UC Davis is uniquely positioned as a global leader in environmental studies, agriculture, engineering, health sciences, and more. Leveraging our interdisciplinary expertise, the Institute of the Environment is conducting a largest-of-its-kind carbon sequestration project using composts, organic amendments, and minerals to fight climate change and effectively store carbon in and reduce greenhouse-gas emissions from working and fallowed lands.
We accomplish this work by partnering researchers with farmers, ranchers, startups, and Indigenous communities. The initiative builds on the successes of Project Carbon and the Working Lands Innovation Center, which is housed in the Institute of the Environment.
Among the exciting new facets of this initiative is the vast potential for enhanced mineral weathering (EMW) to fight climate change. By incorporating finely ground silicate rock, such as olivine or basalt, into agricultural soils, we can accelerate natural weathering processes, remove CO2 from the atmosphere, and permanently store the greenhouse gas as carbonate minerals.

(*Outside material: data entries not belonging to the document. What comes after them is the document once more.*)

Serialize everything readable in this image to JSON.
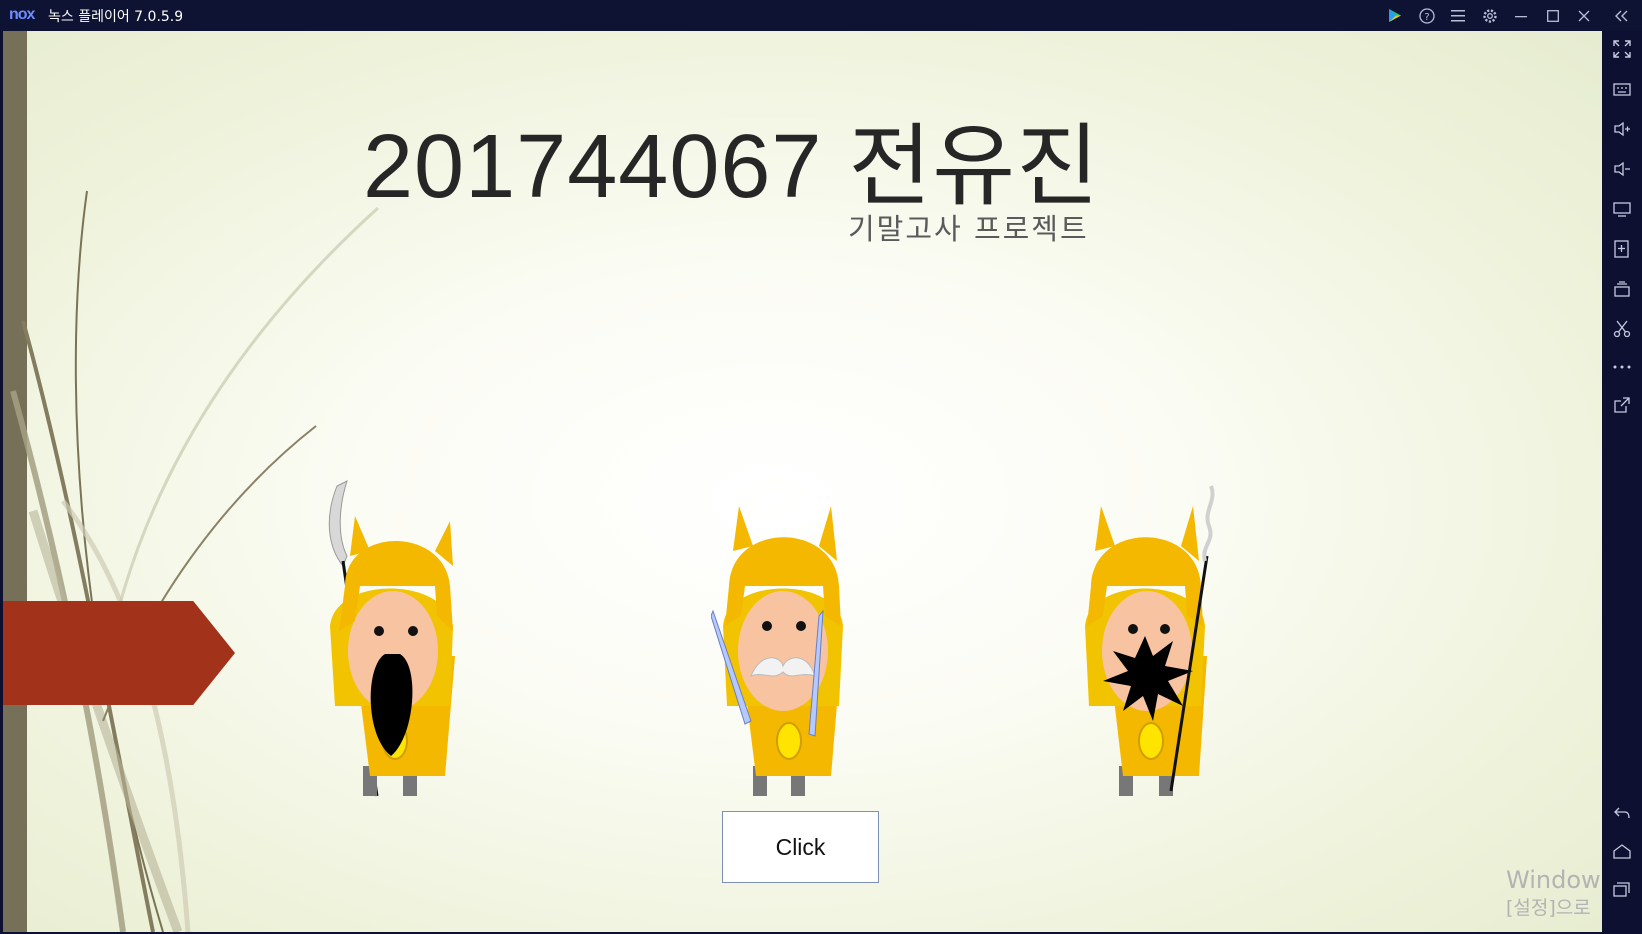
{
  "titlebar": {
    "logo": "nox",
    "app_title": "녹스 플레이어 7.0.5.9",
    "icons": [
      "play-store-icon",
      "help-icon",
      "menu-icon",
      "settings-icon",
      "minimize-icon",
      "maximize-icon",
      "close-icon",
      "collapse-sidebar-icon"
    ]
  },
  "slide": {
    "title": "201744067 전유진",
    "subtitle": "기말고사 프로젝트",
    "button_label": "Click",
    "characters": [
      "general-black-beard",
      "general-white-mustache",
      "general-spiky-beard"
    ]
  },
  "watermark": {
    "line1": "Window",
    "line2": "[설정]으로"
  },
  "sidebar": {
    "icons": [
      "fullscreen-icon",
      "keyboard-icon",
      "volume-up-icon",
      "volume-down-icon",
      "screen-icon",
      "add-apk-icon",
      "multi-instance-icon",
      "screenshot-icon",
      "more-icon",
      "share-icon",
      "back-icon",
      "home-icon",
      "recent-apps-icon"
    ]
  },
  "colors": {
    "frame": "#0e1233",
    "accent_arrow": "#a2331a",
    "left_bar": "#777058",
    "helmet": "#f5b800"
  }
}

Sequestering carbon is a meaningful component of California's decarbonization portfolio. Successfully scaling this research can also translate to outcomes like healthier soils, cleaner water, more sustainable farmland and rangeland, healthier communities, increased food security, stronger economies, and more.